—-I liked how Goldingay phrased things. Personally, I tend to recoil from Christian exclusivism, the idea that everyone needs to convert to Christianity to avoid going to hell. Goldingay managed to phrase exclusivist or potentially exclusivist concepts in an appealing manner, however. Rather than saying that non-Christian religions are wrong, Goldingay says that the Bible is clear that there are things that non-Christians need to know. Regarding Jesus’ statement that he is the way, truth, and life (John 14:6), Goldingay states that “Dying is his way to the Father, and his dying is the only way they will get there” (page 547). Goldingay seems to express agnosticism about the eternal destiny of adherents to other religions, but he effectively conveyed that Jesus’ death was necessary to provide people a way to the Father.

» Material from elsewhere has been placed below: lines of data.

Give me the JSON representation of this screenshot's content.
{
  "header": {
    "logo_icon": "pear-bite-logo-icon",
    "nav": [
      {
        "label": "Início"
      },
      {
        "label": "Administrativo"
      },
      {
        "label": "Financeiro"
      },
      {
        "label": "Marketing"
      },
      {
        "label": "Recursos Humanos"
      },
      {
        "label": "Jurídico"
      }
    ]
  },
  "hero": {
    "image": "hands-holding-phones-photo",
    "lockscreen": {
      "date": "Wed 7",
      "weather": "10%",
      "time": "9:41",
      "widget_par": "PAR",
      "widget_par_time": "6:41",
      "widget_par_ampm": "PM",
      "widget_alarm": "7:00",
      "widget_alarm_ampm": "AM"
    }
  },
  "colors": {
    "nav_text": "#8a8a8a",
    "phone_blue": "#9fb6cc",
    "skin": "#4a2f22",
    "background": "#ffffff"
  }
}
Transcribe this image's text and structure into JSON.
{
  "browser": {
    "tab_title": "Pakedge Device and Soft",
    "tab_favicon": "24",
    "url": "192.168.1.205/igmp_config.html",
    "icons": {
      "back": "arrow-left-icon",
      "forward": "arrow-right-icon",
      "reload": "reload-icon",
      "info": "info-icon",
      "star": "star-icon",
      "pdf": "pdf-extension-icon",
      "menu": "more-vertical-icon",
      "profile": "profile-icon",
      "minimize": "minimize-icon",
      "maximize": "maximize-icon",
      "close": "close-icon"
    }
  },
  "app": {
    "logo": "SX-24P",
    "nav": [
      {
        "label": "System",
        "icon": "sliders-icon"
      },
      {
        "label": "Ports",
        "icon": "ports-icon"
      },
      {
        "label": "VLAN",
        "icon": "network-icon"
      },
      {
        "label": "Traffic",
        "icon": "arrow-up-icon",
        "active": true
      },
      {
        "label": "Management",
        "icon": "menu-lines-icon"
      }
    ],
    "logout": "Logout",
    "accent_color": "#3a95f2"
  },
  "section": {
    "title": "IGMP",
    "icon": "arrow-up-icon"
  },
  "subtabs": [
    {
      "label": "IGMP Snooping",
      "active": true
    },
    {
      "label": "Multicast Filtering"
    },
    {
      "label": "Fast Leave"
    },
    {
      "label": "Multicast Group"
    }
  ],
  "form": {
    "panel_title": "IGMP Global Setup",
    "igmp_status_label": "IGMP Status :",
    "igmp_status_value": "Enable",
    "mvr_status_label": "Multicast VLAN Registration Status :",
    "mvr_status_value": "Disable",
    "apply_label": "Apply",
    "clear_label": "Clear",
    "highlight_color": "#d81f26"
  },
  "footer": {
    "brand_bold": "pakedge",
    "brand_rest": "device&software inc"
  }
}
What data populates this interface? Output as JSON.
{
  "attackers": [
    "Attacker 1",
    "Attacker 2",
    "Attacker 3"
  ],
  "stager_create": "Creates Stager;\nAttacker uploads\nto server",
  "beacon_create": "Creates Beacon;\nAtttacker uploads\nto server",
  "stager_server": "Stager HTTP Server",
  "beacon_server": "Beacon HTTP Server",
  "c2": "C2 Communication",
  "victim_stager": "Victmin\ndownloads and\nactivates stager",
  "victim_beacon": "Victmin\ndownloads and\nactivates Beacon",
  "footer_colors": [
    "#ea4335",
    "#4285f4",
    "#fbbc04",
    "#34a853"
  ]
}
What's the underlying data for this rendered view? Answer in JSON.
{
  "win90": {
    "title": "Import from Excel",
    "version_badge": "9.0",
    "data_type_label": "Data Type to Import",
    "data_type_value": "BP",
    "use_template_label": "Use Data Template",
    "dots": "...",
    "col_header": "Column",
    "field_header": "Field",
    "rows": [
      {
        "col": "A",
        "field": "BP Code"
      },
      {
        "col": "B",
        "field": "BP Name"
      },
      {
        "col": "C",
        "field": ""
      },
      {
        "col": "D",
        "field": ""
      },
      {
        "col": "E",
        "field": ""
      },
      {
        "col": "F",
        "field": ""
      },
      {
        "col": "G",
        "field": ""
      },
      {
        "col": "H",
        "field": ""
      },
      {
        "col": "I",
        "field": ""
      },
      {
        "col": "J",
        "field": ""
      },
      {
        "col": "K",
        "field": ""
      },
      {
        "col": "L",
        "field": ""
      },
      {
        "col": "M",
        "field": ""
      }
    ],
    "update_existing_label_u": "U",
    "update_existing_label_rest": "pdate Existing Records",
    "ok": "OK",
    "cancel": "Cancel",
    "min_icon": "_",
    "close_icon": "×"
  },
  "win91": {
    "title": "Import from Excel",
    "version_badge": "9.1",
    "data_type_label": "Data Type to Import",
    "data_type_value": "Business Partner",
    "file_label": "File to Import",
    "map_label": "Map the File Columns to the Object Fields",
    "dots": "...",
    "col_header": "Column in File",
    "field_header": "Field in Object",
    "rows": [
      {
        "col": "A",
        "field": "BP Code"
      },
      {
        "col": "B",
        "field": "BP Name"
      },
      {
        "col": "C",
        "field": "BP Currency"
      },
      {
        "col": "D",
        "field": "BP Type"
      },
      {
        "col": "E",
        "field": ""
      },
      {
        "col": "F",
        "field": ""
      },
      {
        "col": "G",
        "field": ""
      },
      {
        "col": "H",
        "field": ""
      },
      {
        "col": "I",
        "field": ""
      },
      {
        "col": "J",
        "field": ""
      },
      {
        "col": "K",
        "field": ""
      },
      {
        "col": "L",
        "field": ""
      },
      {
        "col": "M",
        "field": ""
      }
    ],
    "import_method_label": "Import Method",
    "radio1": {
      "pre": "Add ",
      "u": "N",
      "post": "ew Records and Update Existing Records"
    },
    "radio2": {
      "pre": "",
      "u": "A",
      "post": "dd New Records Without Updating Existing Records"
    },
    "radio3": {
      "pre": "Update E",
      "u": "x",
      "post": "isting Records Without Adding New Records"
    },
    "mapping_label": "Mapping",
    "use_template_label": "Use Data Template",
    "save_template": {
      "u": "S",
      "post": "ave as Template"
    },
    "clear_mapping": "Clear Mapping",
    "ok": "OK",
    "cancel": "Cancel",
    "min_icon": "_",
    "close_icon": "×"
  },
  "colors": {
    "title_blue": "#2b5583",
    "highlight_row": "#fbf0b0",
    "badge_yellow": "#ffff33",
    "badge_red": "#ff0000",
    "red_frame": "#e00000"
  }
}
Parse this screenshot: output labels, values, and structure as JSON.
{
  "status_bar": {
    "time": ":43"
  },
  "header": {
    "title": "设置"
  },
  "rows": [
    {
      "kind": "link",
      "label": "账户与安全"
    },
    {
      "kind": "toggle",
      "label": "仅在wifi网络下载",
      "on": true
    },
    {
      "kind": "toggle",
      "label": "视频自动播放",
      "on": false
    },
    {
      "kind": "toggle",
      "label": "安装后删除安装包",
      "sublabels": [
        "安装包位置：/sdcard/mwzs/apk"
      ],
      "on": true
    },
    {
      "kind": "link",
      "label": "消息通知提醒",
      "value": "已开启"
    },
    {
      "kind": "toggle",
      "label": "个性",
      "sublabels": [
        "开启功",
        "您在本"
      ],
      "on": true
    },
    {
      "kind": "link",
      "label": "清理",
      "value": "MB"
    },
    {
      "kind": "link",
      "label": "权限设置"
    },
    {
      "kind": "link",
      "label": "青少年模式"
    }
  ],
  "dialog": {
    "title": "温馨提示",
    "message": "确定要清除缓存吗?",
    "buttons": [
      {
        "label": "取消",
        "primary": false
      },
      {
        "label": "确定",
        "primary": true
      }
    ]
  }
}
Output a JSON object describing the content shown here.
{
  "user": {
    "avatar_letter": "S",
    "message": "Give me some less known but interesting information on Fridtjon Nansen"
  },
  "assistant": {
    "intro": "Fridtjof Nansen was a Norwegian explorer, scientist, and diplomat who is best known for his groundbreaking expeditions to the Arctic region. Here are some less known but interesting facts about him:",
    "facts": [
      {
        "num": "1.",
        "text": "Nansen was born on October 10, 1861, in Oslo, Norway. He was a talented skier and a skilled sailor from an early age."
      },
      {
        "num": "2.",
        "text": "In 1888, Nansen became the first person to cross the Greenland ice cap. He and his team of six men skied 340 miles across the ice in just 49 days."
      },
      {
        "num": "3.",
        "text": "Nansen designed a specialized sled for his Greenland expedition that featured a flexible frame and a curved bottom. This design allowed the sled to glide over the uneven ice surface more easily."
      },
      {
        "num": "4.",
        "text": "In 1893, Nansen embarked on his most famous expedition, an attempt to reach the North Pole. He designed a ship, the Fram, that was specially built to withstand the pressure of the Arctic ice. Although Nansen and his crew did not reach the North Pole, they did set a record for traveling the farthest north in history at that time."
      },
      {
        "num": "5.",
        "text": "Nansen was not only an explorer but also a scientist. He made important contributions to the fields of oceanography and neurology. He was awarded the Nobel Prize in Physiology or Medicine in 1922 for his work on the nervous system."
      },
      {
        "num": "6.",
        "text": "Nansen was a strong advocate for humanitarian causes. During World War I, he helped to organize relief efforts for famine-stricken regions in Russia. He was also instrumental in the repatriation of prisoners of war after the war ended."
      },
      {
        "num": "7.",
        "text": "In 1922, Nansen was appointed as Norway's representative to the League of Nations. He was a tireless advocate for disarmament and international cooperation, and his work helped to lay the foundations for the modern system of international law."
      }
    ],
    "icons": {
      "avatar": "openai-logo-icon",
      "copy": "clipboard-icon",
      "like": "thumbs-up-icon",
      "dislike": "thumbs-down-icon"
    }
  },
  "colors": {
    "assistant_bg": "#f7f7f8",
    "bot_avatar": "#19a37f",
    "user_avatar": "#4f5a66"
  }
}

—-Goldingay’s discussions of communitarianism stood out to me. Goldingay, with some empathy, noted the individualism of Western culture, while saying that people are still part of a community, whether or not they desire or recognize that. Later, Goldingay contrasts the early Christian church with the voluntary societies of its ancient context: according to Goldingay, the church was intentionally organized to be like a family, not a voluntary society that people can join and leave as they wish; that discussion was unnerving, yet informative. In a few places, Goldingay seems to say that relationships in church should take precedence over natural family relationships. That last concept rubs me the wrong way. Not only does it sound rather cultish, but it also strikes me as unrealistic in the Western world, where people are rather individualistic. If I ran into financial trouble, for example, I would expect my family to be more helpful than any church! Still, the sentiment that the church is a family, one that should take precedence over natural family connections, does appear consistent with certain passages of Scripture (Matthew 12:46-50).
—-The prose of the book is accessible, yet reading the book required focus and concentration. I did not want to miss any gems, and there were many! As a result, reading this book could be time consuming and even exhausting. Still, it was worth the effort, on a spiritual and an intellectual level.
I received a complimentary copy of this book from the publisher. My review is honest!